Dr. Arachu Castro started to develop a passion for the study of Latin America and for medical anthropology when she was an undergraduate student at the University of Barcelona in Spain. She learned about the region through its history and literature and during her extensive travels throughout most of Latin America. Dr. Castro first became involved in public health projects in the region in 1995 when she was writing her doctoral dissertation and moved temporarily to Argentina. While there, she volunteered with a local non-governmental organization that provided support to a network of community health workers who promoted maternal and child health in urban slums. This experience reaffirmed her interest in public health to return to Latin America better equipped to conduct research and help improve access to quality healthcare. Upon completion of her Ph.D. studies in social anthropology and sociology, she obtained a master's degree in public health from Harvard in 1998.
With the firm belief, as an anthropologist, that she needed to gain as much field experience as possible if she was to understand people's health needs and achieve any significant impact, Dr. Castro has spent a considerable amount of time in Latin America and the Caribbean. First came Mexico, then Haiti and Peru, followed by Cuba, Puerto Rico, Venezuela, Colombia, the Dominican Republic, and stints in Brazil, Nicaragua, and Honduras. In all these countries, her major interests have been how social inequalities are embodied as differential risk for pathologies common among the poor and how health policies may alter the course of epidemic disease and other pathologies affecting populations living in poverty. Infectious disease, particularly HIV, and women's health have been her main areas of interest.

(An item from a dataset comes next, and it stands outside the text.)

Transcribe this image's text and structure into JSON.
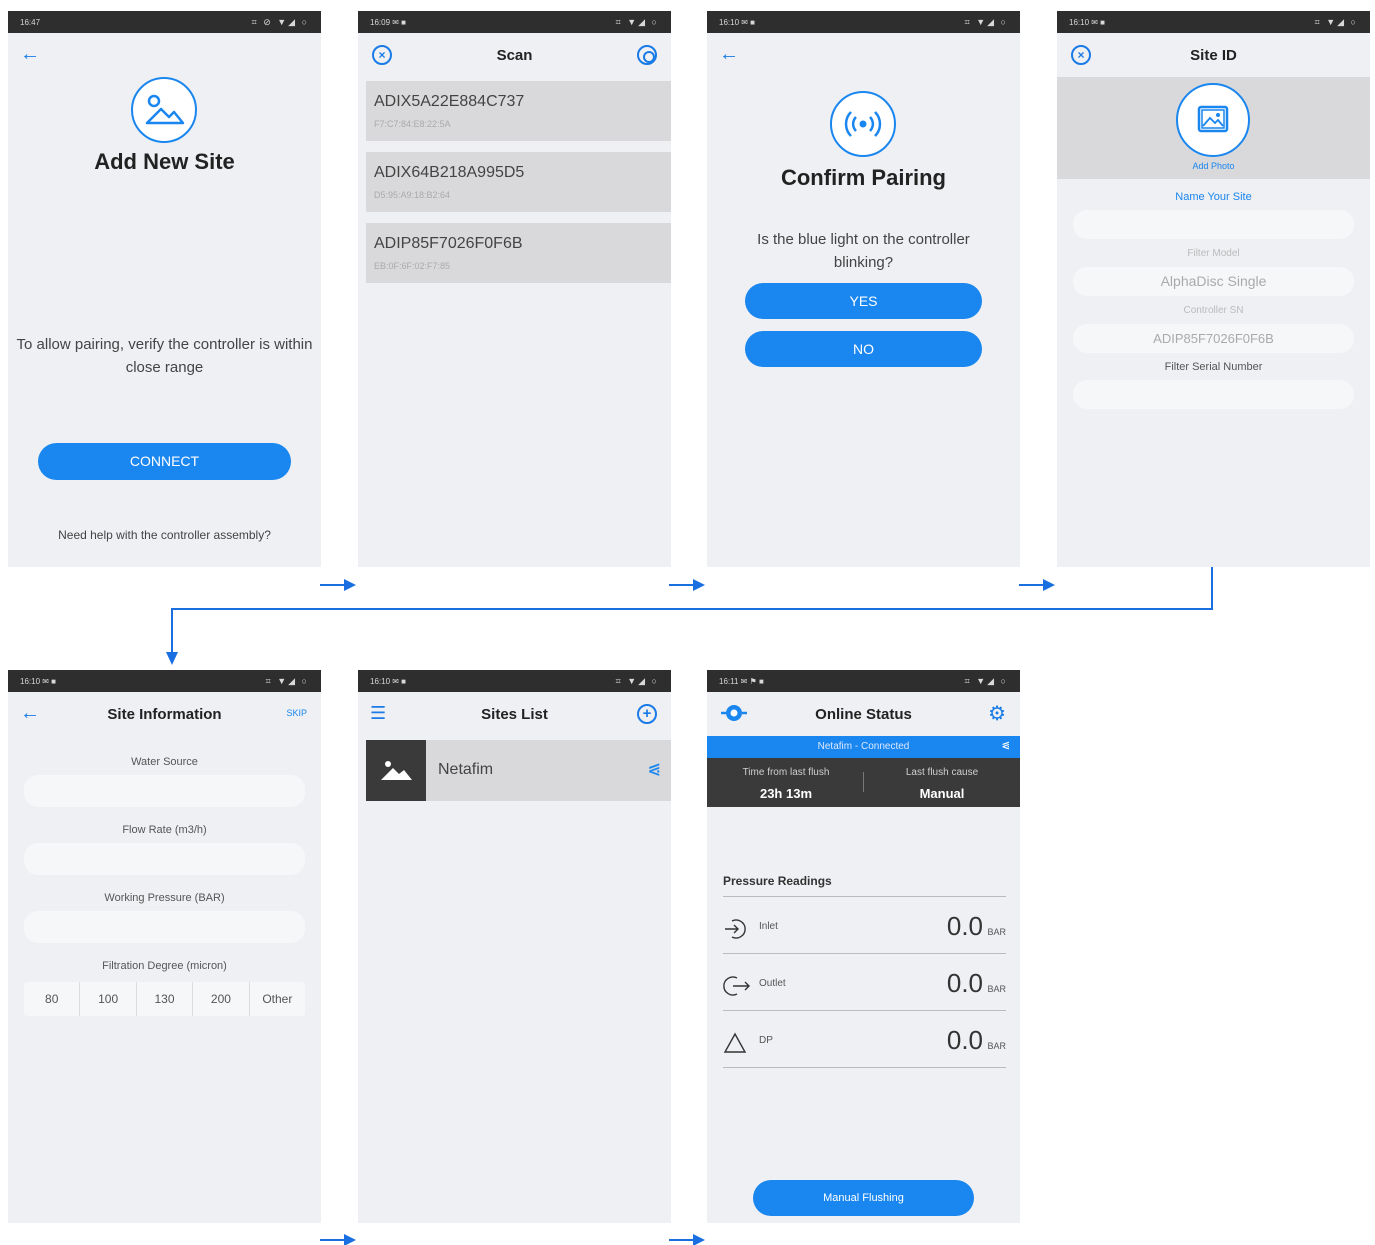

Dr. Castro is the first Samuel Z. Stone Endowed Chair of Public Health in Latin America at Tulane University. Prior to joining Tulane in 2013, she was Associate Professor of Global Health and Social Medicine in the Department of Global Health and Social Medicine at Harvard Medical School, Senior Advisor for Mexico and Guatemala at Partners In Health, and Medical Anthropologist in the Division of Global Health Equity in the Department of Medicine at Brigham and Women's Hospital in Boston. Among other awards, Dr. Castro is the recipient of the 2005 Rudolf Virchow Award of the Society for Medical Anthropology and the 2010 Guggenheim Fellowship for her work on Women and AIDS in Latin America and the Caribbean. In 2012, she was named Fellow of the Society for Applied Anthropology. Dr. Castro has worked as consultant for PAHO, WHO, UNICEF, UNAIDS, UNDP, and the World Bank.
In her free time, aside from research, Dr. Castro enjoys photography and traveling. She also spends a lot of time with her family and friends exploring New Orleans, her current hometown. Most simply, Dr. Castro says that she just wants to "enjoy life!"